DATA SECTION -
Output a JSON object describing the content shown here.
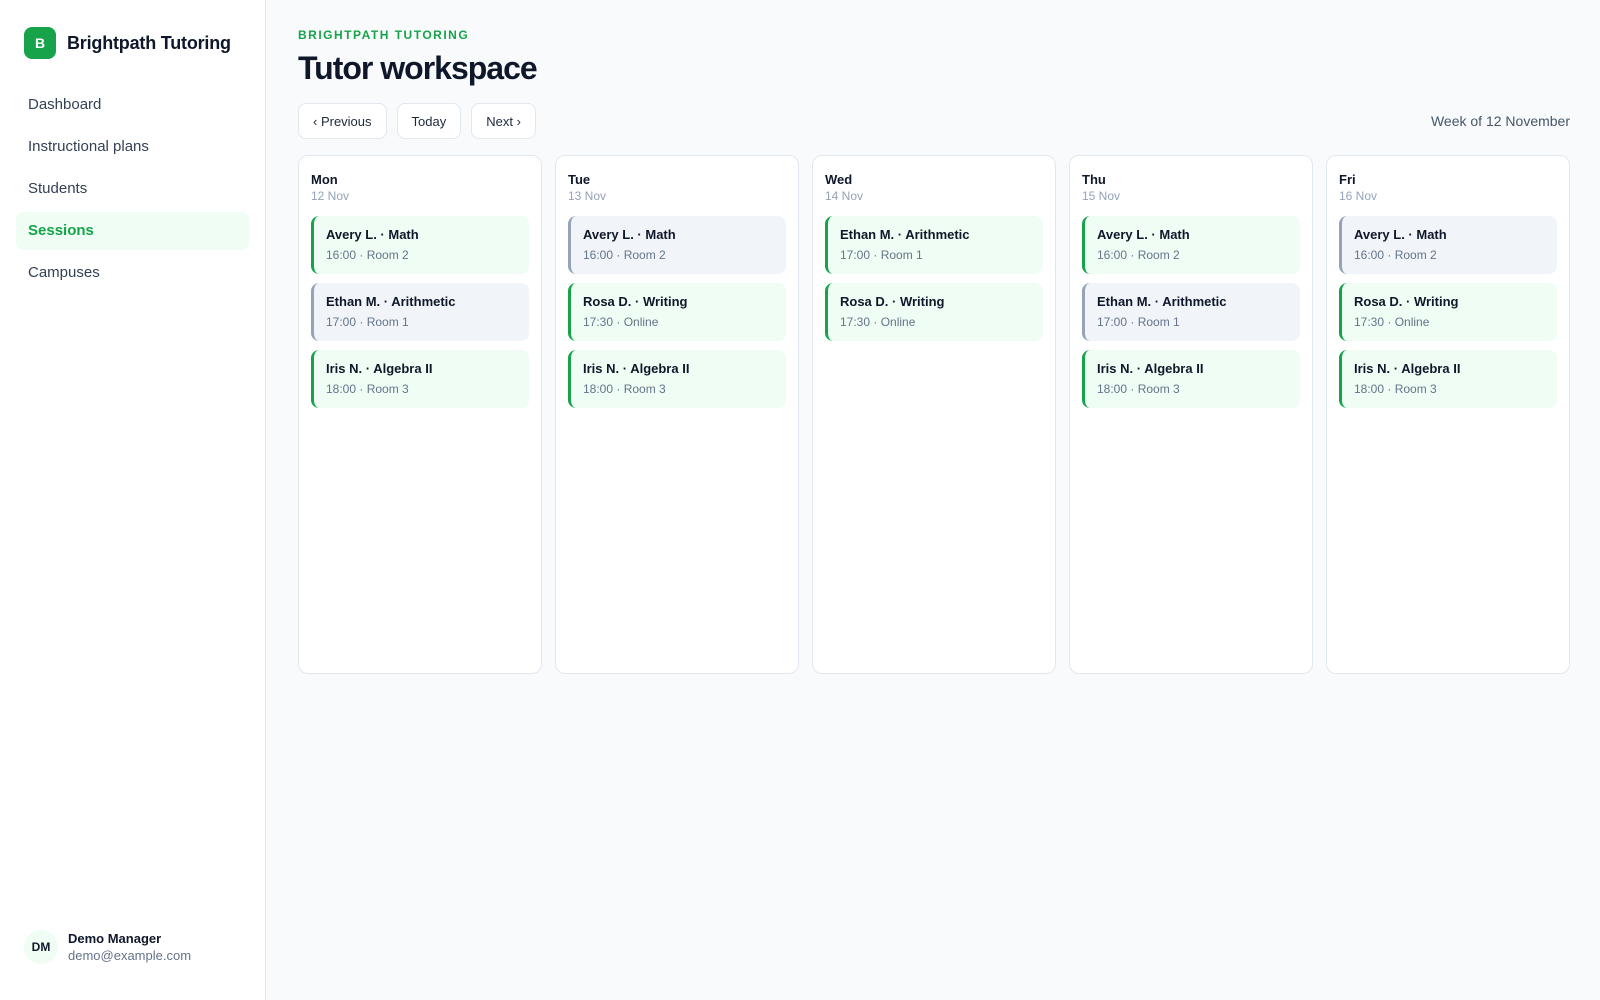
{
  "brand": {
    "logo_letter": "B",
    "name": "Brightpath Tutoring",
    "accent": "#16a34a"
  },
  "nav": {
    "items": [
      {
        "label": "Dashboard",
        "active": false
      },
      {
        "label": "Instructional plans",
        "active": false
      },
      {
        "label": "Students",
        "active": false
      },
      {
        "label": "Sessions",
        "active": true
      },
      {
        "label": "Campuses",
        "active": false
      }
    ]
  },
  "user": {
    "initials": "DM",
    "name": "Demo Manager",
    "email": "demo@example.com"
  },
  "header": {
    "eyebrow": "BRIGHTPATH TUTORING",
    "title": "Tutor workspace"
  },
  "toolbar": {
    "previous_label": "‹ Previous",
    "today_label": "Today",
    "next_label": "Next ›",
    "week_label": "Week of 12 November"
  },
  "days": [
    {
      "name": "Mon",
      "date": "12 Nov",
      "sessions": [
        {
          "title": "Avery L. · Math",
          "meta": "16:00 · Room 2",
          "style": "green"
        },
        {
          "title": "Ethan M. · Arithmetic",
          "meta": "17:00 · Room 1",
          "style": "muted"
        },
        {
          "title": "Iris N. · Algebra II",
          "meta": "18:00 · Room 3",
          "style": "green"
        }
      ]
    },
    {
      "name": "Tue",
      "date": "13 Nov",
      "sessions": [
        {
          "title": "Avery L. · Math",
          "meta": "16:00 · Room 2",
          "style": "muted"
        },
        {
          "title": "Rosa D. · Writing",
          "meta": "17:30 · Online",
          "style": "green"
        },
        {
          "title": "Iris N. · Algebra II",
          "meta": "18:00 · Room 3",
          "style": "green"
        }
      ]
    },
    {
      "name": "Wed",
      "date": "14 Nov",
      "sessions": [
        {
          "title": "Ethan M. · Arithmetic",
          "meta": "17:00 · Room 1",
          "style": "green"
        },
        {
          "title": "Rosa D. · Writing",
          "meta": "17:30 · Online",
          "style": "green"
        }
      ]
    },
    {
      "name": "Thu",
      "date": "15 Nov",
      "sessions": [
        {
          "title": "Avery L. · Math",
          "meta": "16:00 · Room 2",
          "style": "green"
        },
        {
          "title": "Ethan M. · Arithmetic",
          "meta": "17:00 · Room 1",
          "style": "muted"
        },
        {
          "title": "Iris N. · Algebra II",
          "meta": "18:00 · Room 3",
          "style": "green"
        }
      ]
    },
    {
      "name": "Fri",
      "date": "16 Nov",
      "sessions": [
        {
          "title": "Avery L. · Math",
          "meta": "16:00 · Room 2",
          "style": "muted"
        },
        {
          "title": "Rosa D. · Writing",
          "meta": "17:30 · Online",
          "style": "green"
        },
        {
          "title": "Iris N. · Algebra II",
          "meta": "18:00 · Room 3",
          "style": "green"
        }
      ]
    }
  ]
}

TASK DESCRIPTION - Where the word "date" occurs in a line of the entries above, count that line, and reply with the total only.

RESPONSE BOX - 5